It was very busy in the historic center of the city on Saturday, August 28, and Sunday showed every indication that it would get busy in the afternoon. Between open air markets, shopping (lots of stores), and cafes, the pedestrians were out in force.

The outdoor eating area of this café was packed on Saturday. When we walked
by on Sunday (late morning), it was getting prepped for crowds.

What was interesting for us to note was that--unlike in France and Belgium--the use of face masks as a covid preventive measure was not much in evidence. In the Netherlands face masks are not required to be used in public buildings indoors. Honestly, this did--and still does--make us a bit uncomfortable because of what we have been reading about the spread of the Delta variant. We have to take a covid test before we can board our plane back to the U.S. on September 12 and, vaccination status notwithstanding, we are trying to minimize our risk of infection as much as possible. So we cut our sightseeing short on Saturday and resumed it on Sunday morning when it was less crowded in town.

It looks like a fortress, but it's one of the oldest
churches in the Netherlands. The Basilica of Our 
Lady was built before 1000 AD, with several
parts (nave and Romanesque choir) dating
to the 12th century.

The Gothic Church of St John, dating
back to the 14th century. 

There are still quite a few remnants of the old city fortifications.

Wall built in 1229 as part of the first medieval 
city wall.

Lon at the Helpoort gate, the oldest city gate in the Netherlands.

Lunch on Sunday was at this small cafe in the shadow of
the Pater Vincktoren and portions of the first and second
city walls.

We crossed the historic 13th century Sint Servaasbrug.

On the side of the Maas opposite the historic center, a portion
of the Sint Servaasbrug has been removed to install a lift bridge
to accommodate commercial boat traffic.

A great-looking combination of buildings. The building with the red
 lighting is a 1786 guardhouse repurposed for commercial uses, 
and behind it, the eastern aspect of the Basilica of Our Lady. 

Proof that you sometimes have to look down, not just
up. This was a commemorative metal plaque in the sidewalk
in front of the house pictured below:
"Here lived Marcelle Antoinette Devries, born 1906,
Murdered 8/31/1942 Auschwitz".

When we left Maastricht on August 31, we passed into the Juliana Canal. Named after Queen Juliana of the Netherlands, it provides a bypass for an unnavigable section of the Meuse/Maas River.

Soon after leaving Maastricht, we passed into the Juliana Canal.
We passed under this floodgate, which can be dropped in times of
flooding to mitigate high water from the Maas.

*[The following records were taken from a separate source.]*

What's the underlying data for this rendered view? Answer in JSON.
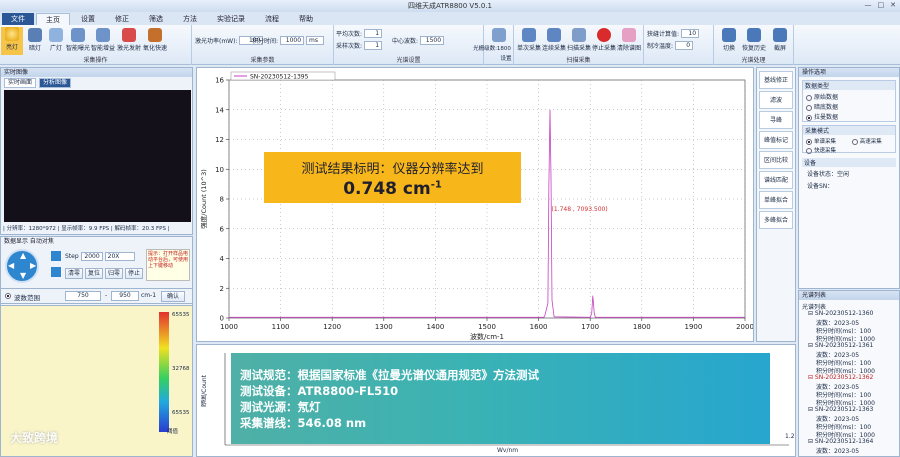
{
  "window": {
    "title": "四维天成ATR8800 V5.0.1",
    "controls": [
      "—",
      "□",
      "✕"
    ]
  },
  "tabs": [
    "文件",
    "主页",
    "设置",
    "修正",
    "筛选",
    "方法",
    "实验记录",
    "流程",
    "帮助"
  ],
  "ribbon": {
    "buttons1": [
      "亮灯",
      "暗灯",
      "广灯",
      "智能曝光",
      "智能增益",
      "激光发射",
      "氧化快速"
    ],
    "group1": "采集操作",
    "laser_label": "激光功率(mW):",
    "laser_value": "100",
    "int_label": "积分时间:",
    "int_value": "1000",
    "int_unit": "ms",
    "group2": "采集参数",
    "avg_label": "平均次数:",
    "avg_value": "1",
    "repeat_label": "采样次数:",
    "repeat_value": "1",
    "center_label": "中心波数:",
    "center_value": "1500",
    "grating_label": "光栅级数:1800",
    "setting_label": "设置",
    "group3": "光谱设置",
    "buttons4": [
      "单次采集",
      "连续采集",
      "扫描采集",
      "停止采集",
      "清除谱图"
    ],
    "group4": "扫描采集",
    "slit_label": "狭缝计算值:",
    "slit_value": "10",
    "temp_label": "制冷温度:",
    "temp_value": "0",
    "buttons5": [
      "切换",
      "恢复历史",
      "截屏"
    ],
    "group5": "光谱处理"
  },
  "camera": {
    "head": "实时图像",
    "subtabs": [
      "实时画面",
      "分析图像"
    ],
    "status": "| 分辨率：1280*972 | 显示帧率：9.9 FPS | 解码帧率：20.3 FPS |"
  },
  "stage": {
    "head": "数据显示  自动对焦",
    "step_label": "Step",
    "step_value": "2000",
    "speed": "20X",
    "buttons": [
      "清零",
      "复位",
      "归零",
      "停止"
    ],
    "note": "提示：打开样品电动平台后，可使用上下键移动"
  },
  "range": {
    "label": "波数范围",
    "min": "750",
    "max": "950",
    "unit": "cm-1",
    "btn": "确认"
  },
  "colorbar": {
    "labels": [
      "65535",
      "32768",
      "65535"
    ],
    "bottom": "阈值"
  },
  "main_plot": {
    "legend": "SN-20230512-1395",
    "xlabel": "波数/cm-1",
    "ylabel": "强度/Count (10^3)",
    "annotation": "(1.748 , 7093.500)"
  },
  "chart_data": [
    {
      "type": "line",
      "xlabel": "波数/cm-1",
      "ylabel": "强度/Count (10^3)",
      "xlim": [
        1000,
        2000
      ],
      "ylim": [
        0,
        16
      ],
      "xticks": [
        "1000",
        "1100",
        "1200",
        "1300",
        "1400",
        "1500",
        "1600",
        "1700",
        "1800",
        "1900",
        "2000"
      ],
      "yticks": [
        "0",
        "2",
        "4",
        "6",
        "8",
        "10",
        "12",
        "14",
        "16"
      ],
      "series": [
        {
          "name": "SN-20230512-1395",
          "x": [
            1000,
            1610,
            1612,
            1618,
            1620,
            1622,
            1624,
            1626,
            1630,
            1700,
            1703,
            1705,
            1708,
            1710,
            2000
          ],
          "y": [
            0.05,
            0.05,
            0.15,
            1.0,
            9.0,
            14.0,
            9.5,
            1.2,
            0.08,
            0.05,
            0.3,
            1.5,
            0.3,
            0.05,
            0.05
          ]
        }
      ],
      "grid": true,
      "legend": "top-left"
    }
  ],
  "bottom_plot": {
    "xlabel": "Wv/nm",
    "ylabel": "强度/Count",
    "xmax_label": "1.2"
  },
  "side": {
    "buttons": [
      "基线修正",
      "滤波",
      "寻峰",
      "峰值标记",
      "区间比较",
      "谱线匹配",
      "单峰拟合",
      "多峰拟合"
    ]
  },
  "right": {
    "head": "操作选项",
    "mode_head": "数据类型",
    "modes": [
      "原始数据",
      "暗底数据",
      "拉曼数据"
    ],
    "sample_head": "采集模式",
    "samples": [
      "单谱采集",
      "高速采集",
      "快速采集"
    ],
    "device_head": "设备",
    "device_status_label": "设备状态：",
    "device_status": "空闲",
    "device_sn_label": "设备SN："
  },
  "tree": {
    "head": "光谱列表",
    "items": [
      "光谱列表",
      "SN-20230512-1360",
      "波数：2023-05",
      "积分时间(ms)：100",
      "积分时间(ms)：1000",
      "SN-20230512-1361",
      "波数：2023-05",
      "积分时间(ms)：100",
      "积分时间(ms)：1000",
      "SN-20230512-1362",
      "波数：2023-05",
      "积分时间(ms)：100",
      "积分时间(ms)：1000",
      "SN-20230512-1363",
      "波数：2023-05",
      "积分时间(ms)：100",
      "积分时间(ms)：1000",
      "SN-20230512-1364",
      "波数：2023-05"
    ]
  },
  "overlay_top": {
    "line1": "测试结果标明：仪器分辨率达到",
    "line2": "0.748 cm",
    "line2_sup": "-1"
  },
  "overlay_bottom": [
    "测试规范：根据国家标准《拉曼光谱仪通用规范》方法测试",
    "测试设备：ATR8800-FL510",
    "测试光源：氖灯",
    "采集谱线：546.08 nm"
  ],
  "watermark": "大致跨境",
  "colors": {
    "accent": "#2b5797",
    "peak": "#c542c0",
    "overlay_orange": "#f7b71a"
  }
}
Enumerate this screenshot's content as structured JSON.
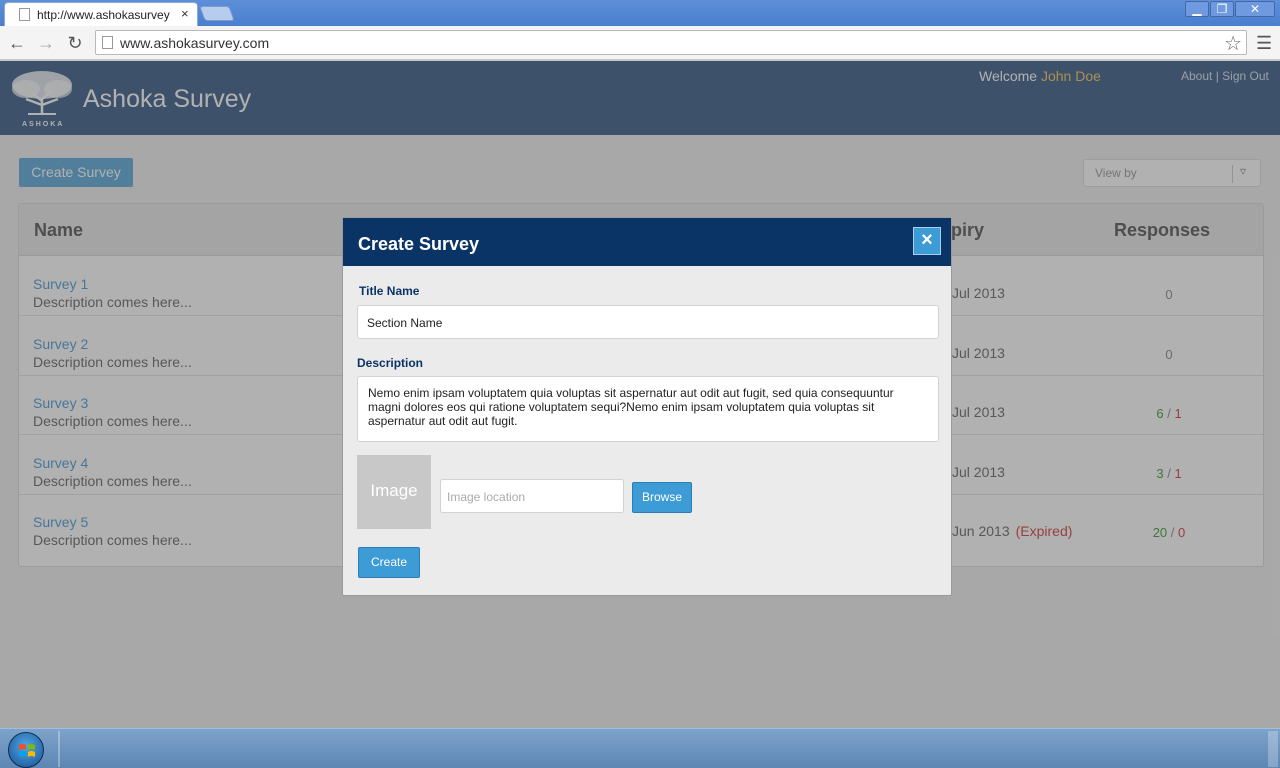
{
  "browser": {
    "tab_title": "http://www.ashokasurvey",
    "tab_close": "×",
    "url": "www.ashokasurvey.com",
    "window_buttons": {
      "minimize": "▁",
      "maximize": "❐",
      "close": "✕"
    }
  },
  "header": {
    "logo_text": "ASHOKA",
    "brand": "Ashoka Survey",
    "welcome_label": "Welcome",
    "user_name": "John Doe",
    "about": "About",
    "separator": "|",
    "sign_out": "Sign Out"
  },
  "toolbar": {
    "create_survey": "Create Survey",
    "view_by_placeholder": "View by"
  },
  "table": {
    "columns": {
      "name": "Name",
      "expiry": "Expiry",
      "responses": "Responses"
    },
    "rows": [
      {
        "name": "Survey 1",
        "description": "Description comes here...",
        "expiry": "Jul 2013",
        "expired_label": "",
        "responses_complete": "0",
        "responses_separator": "",
        "responses_incomplete": ""
      },
      {
        "name": "Survey 2",
        "description": "Description comes here...",
        "expiry": "Jul 2013",
        "expired_label": "",
        "responses_complete": "0",
        "responses_separator": "",
        "responses_incomplete": ""
      },
      {
        "name": "Survey 3",
        "description": "Description comes here...",
        "expiry": "Jul 2013",
        "expired_label": "",
        "responses_complete": "6",
        "responses_separator": "/",
        "responses_incomplete": "1"
      },
      {
        "name": "Survey 4",
        "description": "Description comes here...",
        "expiry": "Jul 2013",
        "expired_label": "",
        "responses_complete": "3",
        "responses_separator": "/",
        "responses_incomplete": "1"
      },
      {
        "name": "Survey 5",
        "description": "Description comes here...",
        "expiry": "Jun 2013",
        "expired_label": "(Expired)",
        "responses_complete": "20",
        "responses_separator": "/",
        "responses_incomplete": "0"
      }
    ]
  },
  "modal": {
    "title": "Create Survey",
    "close": "×",
    "title_label": "Title Name",
    "title_value": "Section Name",
    "description_label": "Description",
    "description_value": "Nemo enim ipsam voluptatem quia voluptas sit aspernatur aut odit aut fugit, sed quia consequuntur magni dolores eos qui ratione voluptatem sequi?Nemo enim ipsam voluptatem quia voluptas sit aspernatur aut odit aut fugit.",
    "image_placeholder": "Image",
    "image_location_placeholder": "Image location",
    "browse": "Browse",
    "create": "Create"
  },
  "colors": {
    "header_bg": "#3a5a86",
    "modal_header": "#0b3466",
    "accent_blue": "#3d9bd6",
    "user_name": "#f2c85a",
    "complete": "#3b9a3b",
    "incomplete": "#d23c3c"
  }
}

Since our arrival in  Maasbracht on August 31 we've met from time to time with various reps from the shipyard--the owner gave us a tour the evening of the 31st, and we met with an electrician on Sept. 1 and with the interior carpentry expert today. Other than some evening walks and a trip to the supermarket, we haven't done a whole lot of exploration of the town or the surrounding area. Hopefully, that will change over the next few days. We have to wait until Tuesday, September 7, to speak with someone about installing a bimini on the boat, so we will be in Maasbracht until at least Wednesday the 8th. We're already prepping the boat for potential work to be done, but will not have made any firm decisions about scope of work (exterior painting, galley reconfiguration, etc.) by the time we leave. We will use the next few days to continue our end-of-season cleaning, but we're also going to break out the bicycles and make our way to some of the neighboring villages.

And what could be more appropriate for the end-of-cruising-season than to give a few statistics.

This shows, in red, the route we covered this summer. Auxonne
is the red flag at the bottom, Maasbracht the green flag at the top.
The yellow flags are waypoints to make sure the route is correct.

And here we are, at the topographical low point of the season.
From an emotional standpoint we are riding high and thrilled to be here.

961 kilometers (577 miles), 297 locks, 215 engine hours. Whew!!!!